**Assignment**
In the records that follow, find each line containing "icon" and copy it.

**The input**
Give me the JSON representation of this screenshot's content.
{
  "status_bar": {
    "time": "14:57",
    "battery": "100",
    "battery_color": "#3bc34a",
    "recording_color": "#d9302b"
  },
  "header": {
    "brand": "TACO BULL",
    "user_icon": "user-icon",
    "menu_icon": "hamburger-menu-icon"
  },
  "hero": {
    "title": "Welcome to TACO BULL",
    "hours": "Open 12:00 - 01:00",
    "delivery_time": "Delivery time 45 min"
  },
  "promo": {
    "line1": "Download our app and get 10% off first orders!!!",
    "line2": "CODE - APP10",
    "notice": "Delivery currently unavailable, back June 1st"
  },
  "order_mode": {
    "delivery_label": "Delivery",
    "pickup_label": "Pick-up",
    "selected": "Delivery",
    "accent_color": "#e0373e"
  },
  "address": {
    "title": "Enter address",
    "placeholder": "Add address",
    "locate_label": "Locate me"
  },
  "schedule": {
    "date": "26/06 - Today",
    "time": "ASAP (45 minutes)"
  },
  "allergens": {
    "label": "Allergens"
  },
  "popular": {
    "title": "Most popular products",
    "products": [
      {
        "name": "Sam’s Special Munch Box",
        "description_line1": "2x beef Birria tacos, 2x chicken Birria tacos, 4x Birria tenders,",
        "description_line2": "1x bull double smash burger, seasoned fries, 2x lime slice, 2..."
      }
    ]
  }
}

**Exercise result**
    "user_icon": "user-icon",
    "menu_icon": "hamburger-menu-icon"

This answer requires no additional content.